sued them for four years' salary—got cast away on a desert island..."
"Your servant," said the man with the scar, bowing. "Funny case, wasn't it? Here was me, making a little fortune on that island, doing nothing for it neither, and them quite unable to give me notice. It often used to amuse me thinking over it while I was there. I did calculations of it—big—all over the blessed atoll in ornamental figuring."
"How did it happen?" said I. "I don't rightly remember the case."
"Well.… You've heard of the Æpyornis?"
"Rather. Andrews was telling me of a new species he was working on only a month or so ago. Just before I sailed. They've got a thigh bone, it seems, nearly a yard long. Monster the thing must have been!"
"I believe you," said the man with the scar. "It was a monster. Sindbad's roc was just a legend of 'em. But when did they find these bones?"
"Three or four years ago—'91, I fancy. Why?"
"Why? Because I found them—Lord!—it's nearly twenty years ago. If Dawson's hadn't been silly about that salary they might have made a perfect ring in 'em.… I couldn't help the infernal boat going adrift."
He paused. "I suppose it's the same place. A kind of swamp about ninety miles north of Antananarivo. Do you happen to know? You have to go to it along the coast by boats. You don't happen to remember, perhaps?"
"I don't. I fancy Andrews said something about a swamp."

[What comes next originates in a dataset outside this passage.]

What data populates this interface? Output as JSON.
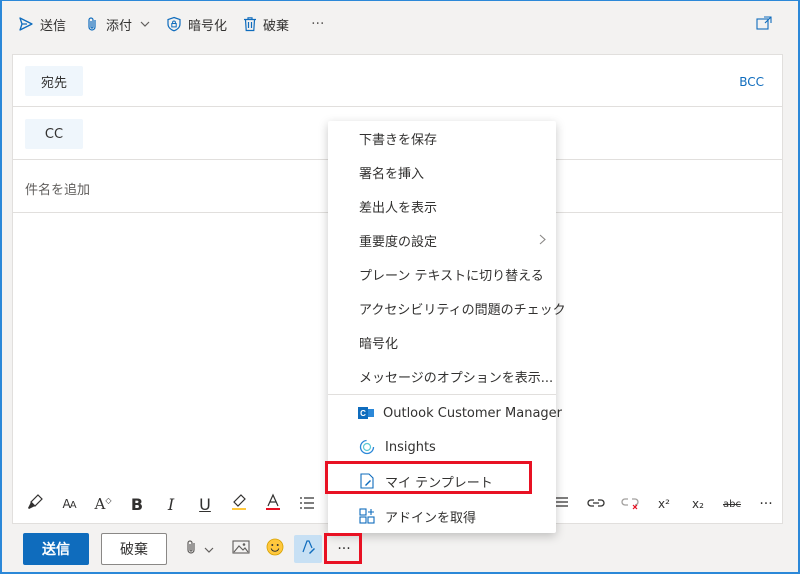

"It must be the same. It's on the east coast. And somehow there's something in the water that keeps